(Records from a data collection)

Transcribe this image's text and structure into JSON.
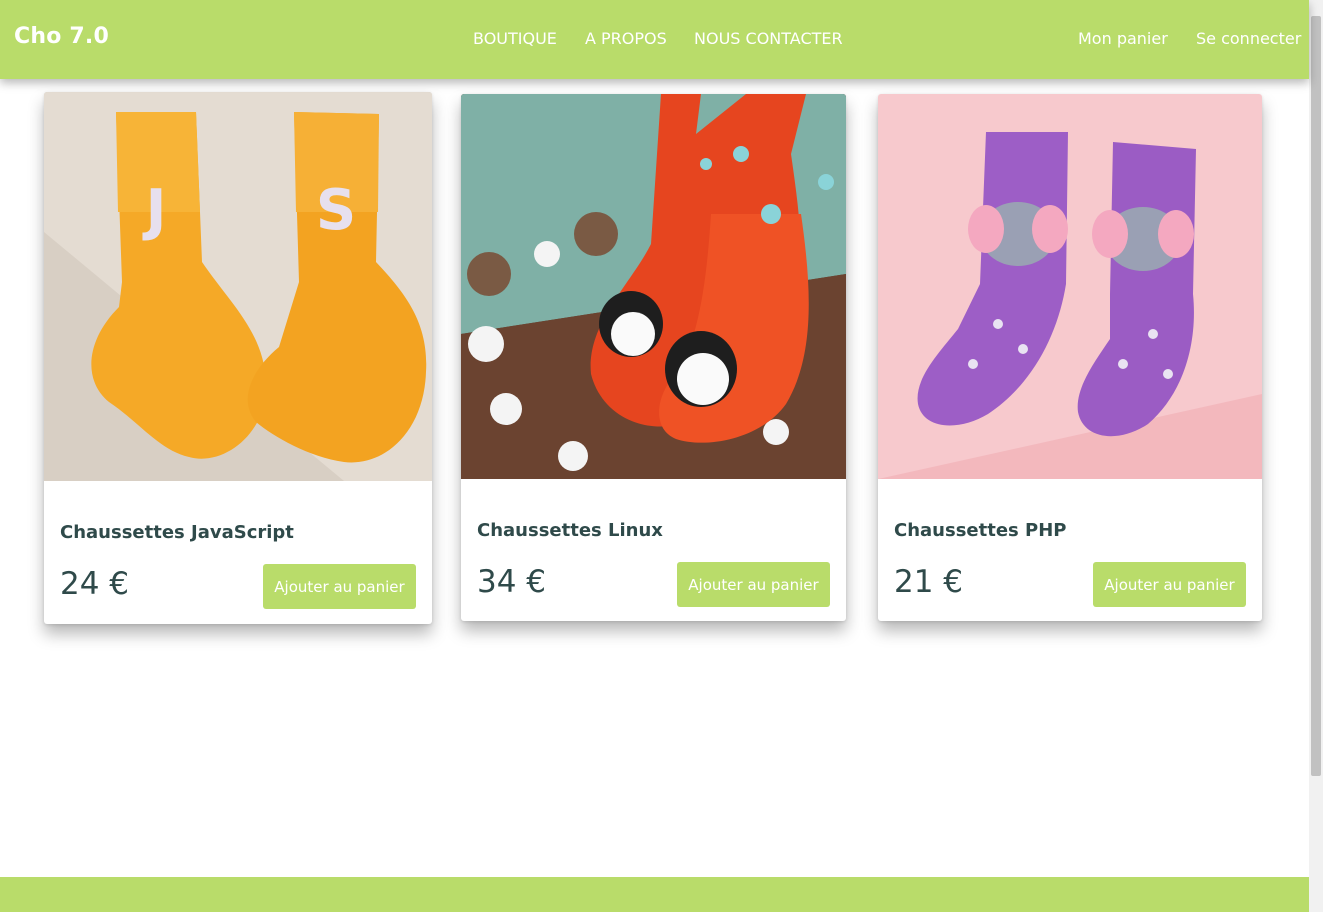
{
  "brand": "Cho 7.0",
  "nav": {
    "boutique": "BOUTIQUE",
    "apropos": "A PROPOS",
    "contact": "NOUS CONTACTER",
    "cart": "Mon panier",
    "login": "Se connecter"
  },
  "products": [
    {
      "title": "Chaussettes JavaScript",
      "price": "24 €",
      "button": "Ajouter au panier",
      "image": "yellow-js-socks-photo"
    },
    {
      "title": "Chaussettes Linux",
      "price": "34 €",
      "button": "Ajouter au panier",
      "image": "orange-penguin-socks-photo"
    },
    {
      "title": "Chaussettes PHP",
      "price": "21 €",
      "button": "Ajouter au panier",
      "image": "purple-elephant-socks-photo"
    }
  ],
  "colors": {
    "accent": "#b9dc6a",
    "text_dark": "#2f4a4a"
  }
}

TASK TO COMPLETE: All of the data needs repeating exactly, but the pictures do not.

SOLUTION FOR THIS EXERCISE:
Transcribe this image's text and structure into JSON.
{
  "brand": "Cho 7.0",
  "nav": {
    "boutique": "BOUTIQUE",
    "apropos": "A PROPOS",
    "contact": "NOUS CONTACTER",
    "cart": "Mon panier",
    "login": "Se connecter"
  },
  "products": [
    {
      "title": "Chaussettes JavaScript",
      "price": "24 €",
      "button": "Ajouter au panier",
      "image": "yellow-js-socks-photo"
    },
    {
      "title": "Chaussettes Linux",
      "price": "34 €",
      "button": "Ajouter au panier",
      "image": "orange-penguin-socks-photo"
    },
    {
      "title": "Chaussettes PHP",
      "price": "21 €",
      "button": "Ajouter au panier",
      "image": "purple-elephant-socks-photo"
    }
  ],
  "colors": {
    "accent": "#b9dc6a",
    "text_dark": "#2f4a4a"
  }
}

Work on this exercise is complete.